→ **ASSIGNMENT**: Return all lines below containing the word "JSON".

→ **DATA TO PROCESS**:
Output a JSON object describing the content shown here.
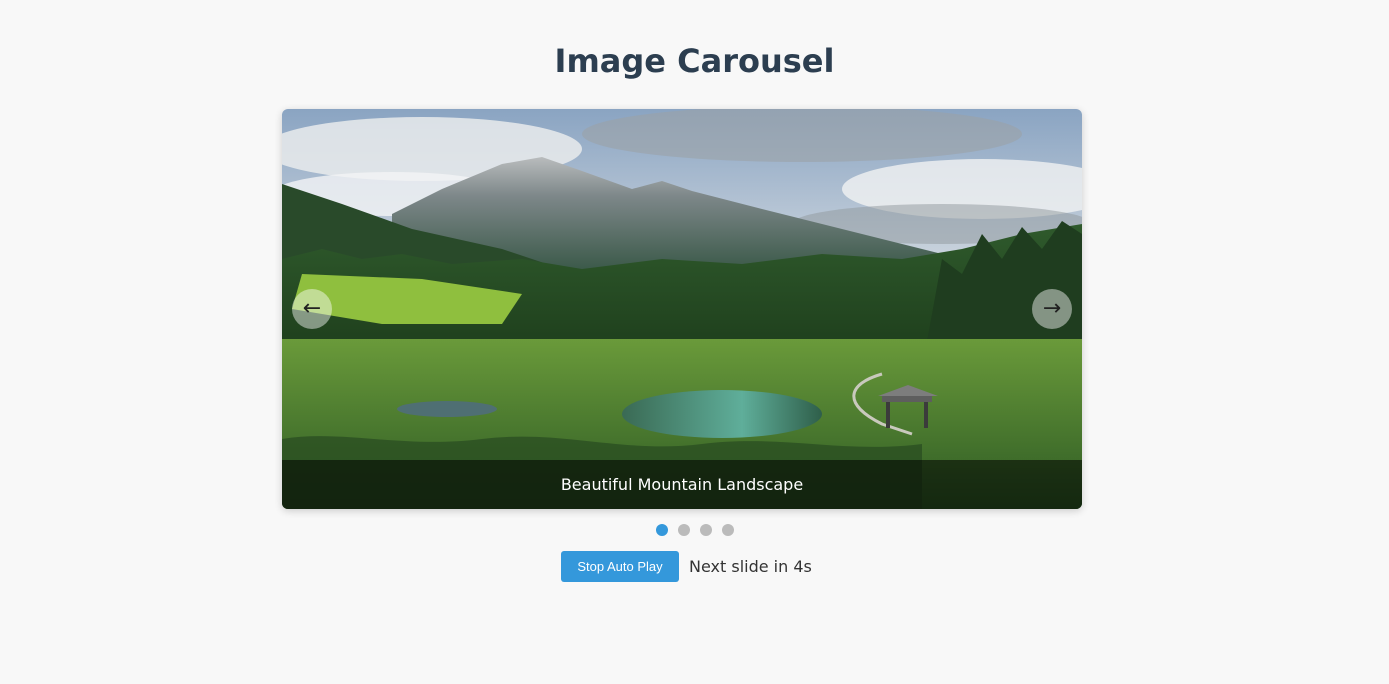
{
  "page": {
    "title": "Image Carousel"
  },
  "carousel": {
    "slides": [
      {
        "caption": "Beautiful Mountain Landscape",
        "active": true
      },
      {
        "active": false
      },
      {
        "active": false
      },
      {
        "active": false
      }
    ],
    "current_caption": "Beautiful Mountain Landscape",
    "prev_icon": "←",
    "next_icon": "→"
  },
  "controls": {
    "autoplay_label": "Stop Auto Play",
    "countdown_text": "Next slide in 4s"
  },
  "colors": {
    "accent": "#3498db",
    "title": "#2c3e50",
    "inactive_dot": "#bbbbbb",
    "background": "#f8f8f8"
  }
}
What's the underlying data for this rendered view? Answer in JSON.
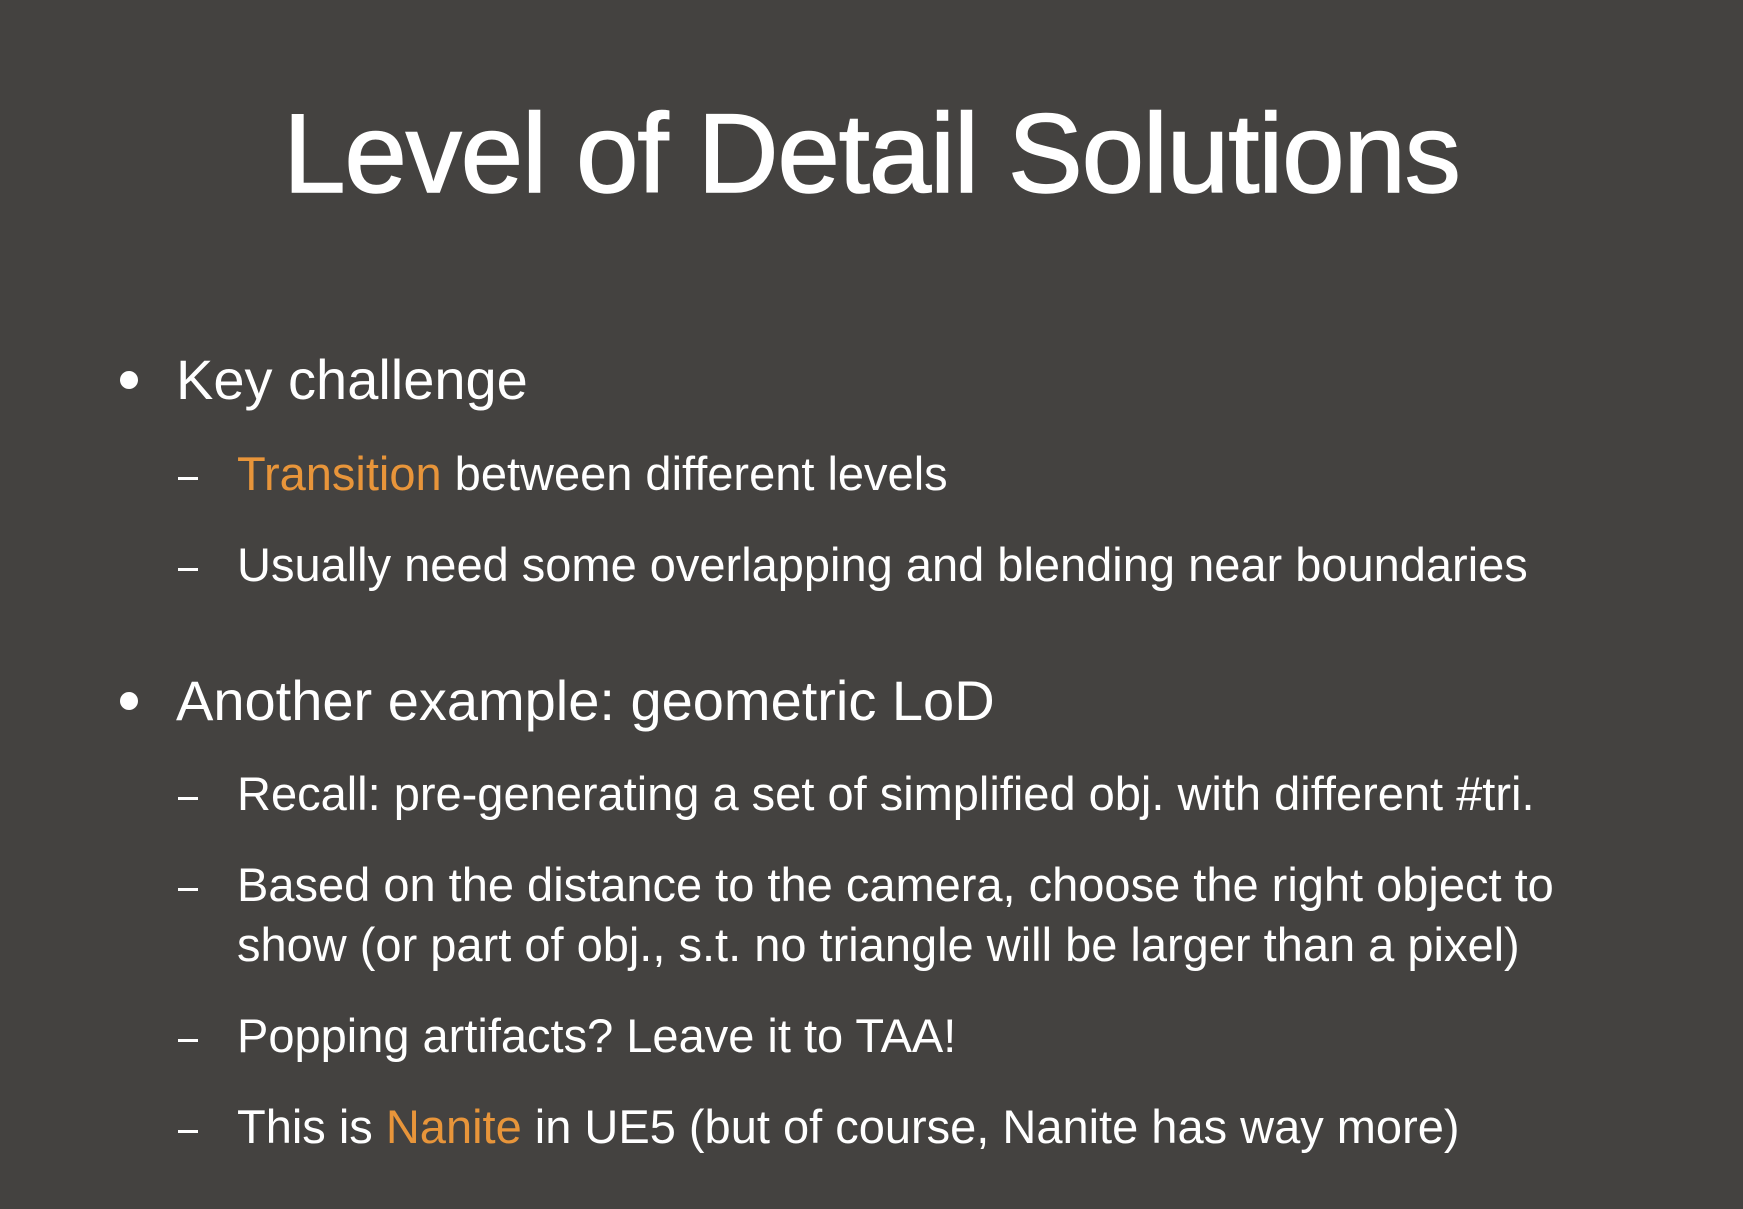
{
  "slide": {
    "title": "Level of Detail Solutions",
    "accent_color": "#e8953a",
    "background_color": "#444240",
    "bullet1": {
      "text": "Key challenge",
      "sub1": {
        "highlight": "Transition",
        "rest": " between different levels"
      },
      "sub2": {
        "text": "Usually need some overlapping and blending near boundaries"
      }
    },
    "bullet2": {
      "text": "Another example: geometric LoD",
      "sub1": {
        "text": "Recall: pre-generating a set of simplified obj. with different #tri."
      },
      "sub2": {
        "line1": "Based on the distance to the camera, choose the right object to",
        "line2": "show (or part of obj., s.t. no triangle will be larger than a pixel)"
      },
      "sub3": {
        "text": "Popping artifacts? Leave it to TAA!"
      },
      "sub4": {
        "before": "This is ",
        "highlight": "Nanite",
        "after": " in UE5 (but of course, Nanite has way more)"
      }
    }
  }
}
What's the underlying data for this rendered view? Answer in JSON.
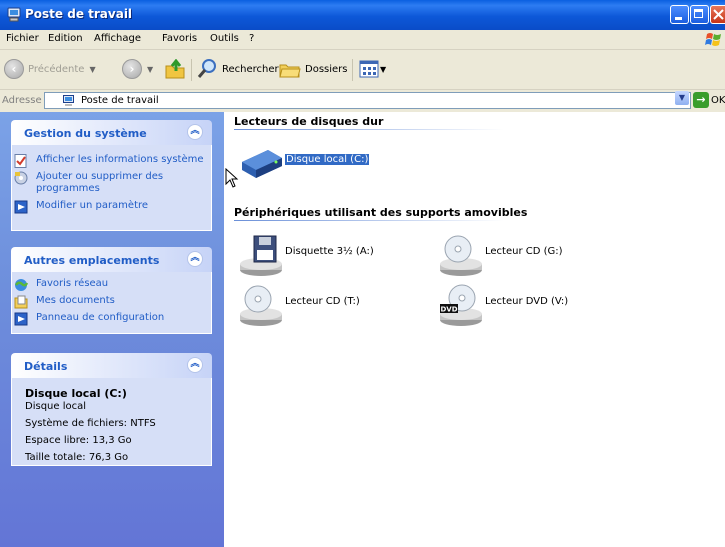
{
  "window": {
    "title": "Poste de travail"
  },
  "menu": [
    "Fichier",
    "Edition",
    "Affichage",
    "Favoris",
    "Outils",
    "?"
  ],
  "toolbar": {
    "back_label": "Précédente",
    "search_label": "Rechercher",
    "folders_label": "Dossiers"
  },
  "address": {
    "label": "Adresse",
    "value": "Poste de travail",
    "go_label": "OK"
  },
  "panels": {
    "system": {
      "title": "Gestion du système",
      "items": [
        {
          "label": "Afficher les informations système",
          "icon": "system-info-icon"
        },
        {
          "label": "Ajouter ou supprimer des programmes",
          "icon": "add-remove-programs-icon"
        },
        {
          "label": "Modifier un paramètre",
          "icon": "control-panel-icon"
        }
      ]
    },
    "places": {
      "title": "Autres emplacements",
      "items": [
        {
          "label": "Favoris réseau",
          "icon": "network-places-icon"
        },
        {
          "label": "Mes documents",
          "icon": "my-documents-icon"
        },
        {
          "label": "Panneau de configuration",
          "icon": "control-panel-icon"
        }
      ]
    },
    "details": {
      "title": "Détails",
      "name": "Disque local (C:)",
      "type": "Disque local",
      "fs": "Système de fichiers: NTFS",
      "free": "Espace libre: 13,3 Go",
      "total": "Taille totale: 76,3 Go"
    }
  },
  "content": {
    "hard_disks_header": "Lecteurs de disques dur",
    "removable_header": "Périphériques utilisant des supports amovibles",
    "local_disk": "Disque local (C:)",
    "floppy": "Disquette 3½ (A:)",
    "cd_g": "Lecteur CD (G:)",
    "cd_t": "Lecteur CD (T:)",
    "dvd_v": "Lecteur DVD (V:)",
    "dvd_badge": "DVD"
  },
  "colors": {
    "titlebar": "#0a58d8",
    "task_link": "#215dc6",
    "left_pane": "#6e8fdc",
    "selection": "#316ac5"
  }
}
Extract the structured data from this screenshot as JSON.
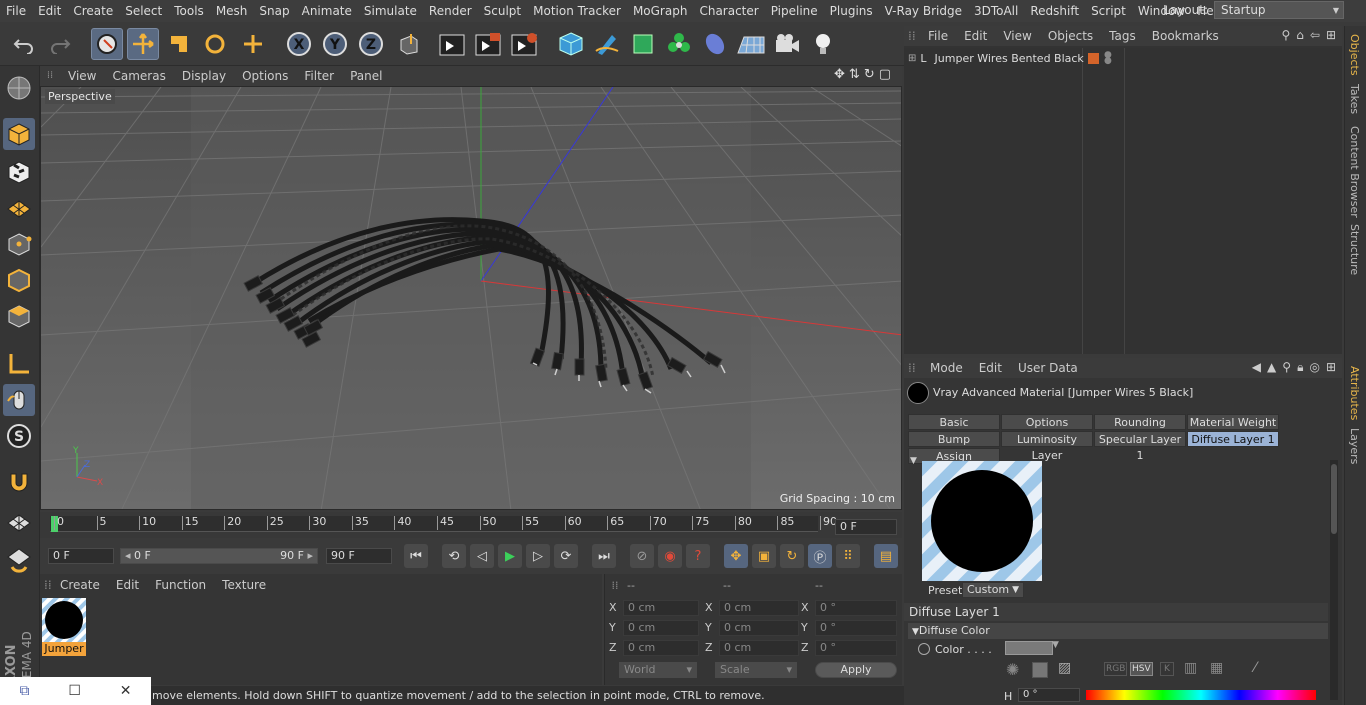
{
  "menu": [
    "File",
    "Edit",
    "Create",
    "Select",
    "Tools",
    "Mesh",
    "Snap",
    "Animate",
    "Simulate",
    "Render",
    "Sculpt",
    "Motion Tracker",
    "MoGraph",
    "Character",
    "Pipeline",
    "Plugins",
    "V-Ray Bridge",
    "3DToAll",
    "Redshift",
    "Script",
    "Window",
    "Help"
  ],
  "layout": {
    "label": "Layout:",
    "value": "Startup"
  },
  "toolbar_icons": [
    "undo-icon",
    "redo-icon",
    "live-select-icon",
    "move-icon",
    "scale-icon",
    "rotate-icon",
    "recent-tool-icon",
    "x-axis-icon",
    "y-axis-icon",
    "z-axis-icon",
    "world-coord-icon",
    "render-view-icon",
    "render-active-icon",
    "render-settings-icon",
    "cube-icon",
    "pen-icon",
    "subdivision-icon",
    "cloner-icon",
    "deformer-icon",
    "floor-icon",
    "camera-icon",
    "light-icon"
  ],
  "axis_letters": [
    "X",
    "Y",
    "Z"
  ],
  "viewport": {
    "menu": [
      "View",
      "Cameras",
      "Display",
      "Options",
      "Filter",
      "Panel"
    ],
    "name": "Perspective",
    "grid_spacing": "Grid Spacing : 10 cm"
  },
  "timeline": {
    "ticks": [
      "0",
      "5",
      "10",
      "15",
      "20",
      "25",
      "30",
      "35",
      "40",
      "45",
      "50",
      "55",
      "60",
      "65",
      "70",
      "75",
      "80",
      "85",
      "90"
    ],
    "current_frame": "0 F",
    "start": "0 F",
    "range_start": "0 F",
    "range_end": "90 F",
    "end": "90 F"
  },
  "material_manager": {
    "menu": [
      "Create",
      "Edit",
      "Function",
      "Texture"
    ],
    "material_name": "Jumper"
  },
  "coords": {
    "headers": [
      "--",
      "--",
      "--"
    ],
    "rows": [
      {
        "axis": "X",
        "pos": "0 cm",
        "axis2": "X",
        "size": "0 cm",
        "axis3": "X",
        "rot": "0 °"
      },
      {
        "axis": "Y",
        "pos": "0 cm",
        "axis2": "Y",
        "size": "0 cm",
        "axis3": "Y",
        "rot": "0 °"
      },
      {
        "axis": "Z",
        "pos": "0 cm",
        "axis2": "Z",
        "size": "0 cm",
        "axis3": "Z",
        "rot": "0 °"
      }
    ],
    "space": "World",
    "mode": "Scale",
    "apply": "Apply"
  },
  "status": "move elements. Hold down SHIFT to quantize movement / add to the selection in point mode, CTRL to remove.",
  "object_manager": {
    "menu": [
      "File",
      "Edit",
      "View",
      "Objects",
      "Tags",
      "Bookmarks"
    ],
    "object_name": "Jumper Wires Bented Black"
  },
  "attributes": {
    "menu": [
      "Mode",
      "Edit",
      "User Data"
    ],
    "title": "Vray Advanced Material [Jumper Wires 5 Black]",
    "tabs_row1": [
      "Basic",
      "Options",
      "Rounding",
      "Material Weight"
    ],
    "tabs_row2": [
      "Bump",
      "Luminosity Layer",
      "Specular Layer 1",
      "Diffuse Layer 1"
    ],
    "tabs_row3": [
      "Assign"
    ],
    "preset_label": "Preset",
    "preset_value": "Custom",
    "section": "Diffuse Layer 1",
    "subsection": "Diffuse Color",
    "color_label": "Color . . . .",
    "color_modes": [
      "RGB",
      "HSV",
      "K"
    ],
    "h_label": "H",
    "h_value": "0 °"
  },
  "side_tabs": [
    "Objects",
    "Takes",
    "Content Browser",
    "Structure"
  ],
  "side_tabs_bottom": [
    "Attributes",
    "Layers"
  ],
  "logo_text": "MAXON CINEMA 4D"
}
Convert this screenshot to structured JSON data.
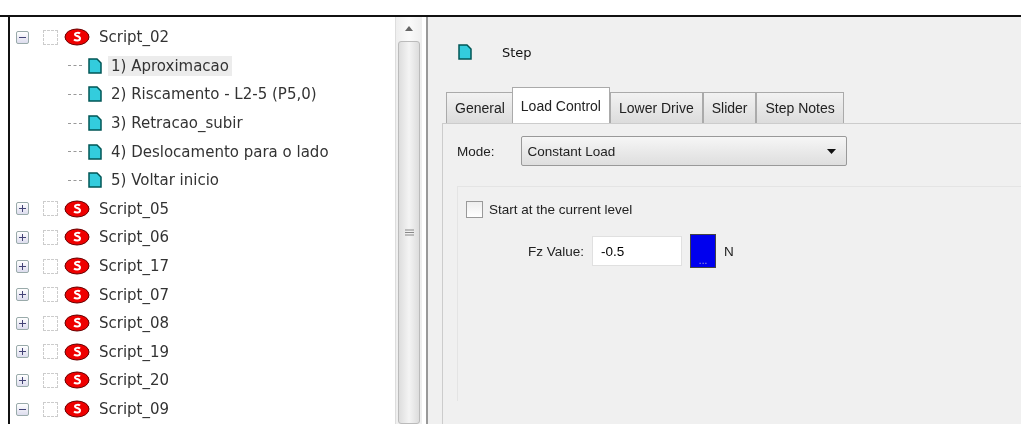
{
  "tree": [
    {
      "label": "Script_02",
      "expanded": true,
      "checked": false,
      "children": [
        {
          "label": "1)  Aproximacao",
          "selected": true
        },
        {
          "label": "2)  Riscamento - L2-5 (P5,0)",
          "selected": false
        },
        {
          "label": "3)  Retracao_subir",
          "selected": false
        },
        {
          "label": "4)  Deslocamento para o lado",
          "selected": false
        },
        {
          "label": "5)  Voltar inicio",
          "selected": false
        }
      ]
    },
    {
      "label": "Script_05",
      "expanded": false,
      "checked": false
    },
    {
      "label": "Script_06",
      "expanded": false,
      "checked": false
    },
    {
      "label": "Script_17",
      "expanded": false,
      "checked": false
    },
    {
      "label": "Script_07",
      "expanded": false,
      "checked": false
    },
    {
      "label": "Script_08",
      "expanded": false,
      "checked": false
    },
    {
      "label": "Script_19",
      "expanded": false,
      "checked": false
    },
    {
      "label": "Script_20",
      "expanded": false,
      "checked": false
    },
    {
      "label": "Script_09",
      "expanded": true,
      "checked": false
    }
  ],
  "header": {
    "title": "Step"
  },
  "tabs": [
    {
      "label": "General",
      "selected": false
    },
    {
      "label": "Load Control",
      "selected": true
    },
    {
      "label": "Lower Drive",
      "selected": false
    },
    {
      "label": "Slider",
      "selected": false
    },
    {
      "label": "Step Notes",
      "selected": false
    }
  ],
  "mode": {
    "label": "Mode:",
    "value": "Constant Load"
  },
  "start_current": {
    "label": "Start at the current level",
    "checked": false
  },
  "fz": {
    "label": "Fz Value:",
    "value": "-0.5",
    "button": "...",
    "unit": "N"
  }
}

→ **SOLUTION FOR THIS EXERCISE**:
Output a JSON object describing the content shown here.
What's the underlying data for this rendered view? Answer in JSON.
What's the underlying data for this rendered view? Answer in JSON.
Extract the structured data from this screenshot as JSON.
Convert this screenshot to structured JSON data.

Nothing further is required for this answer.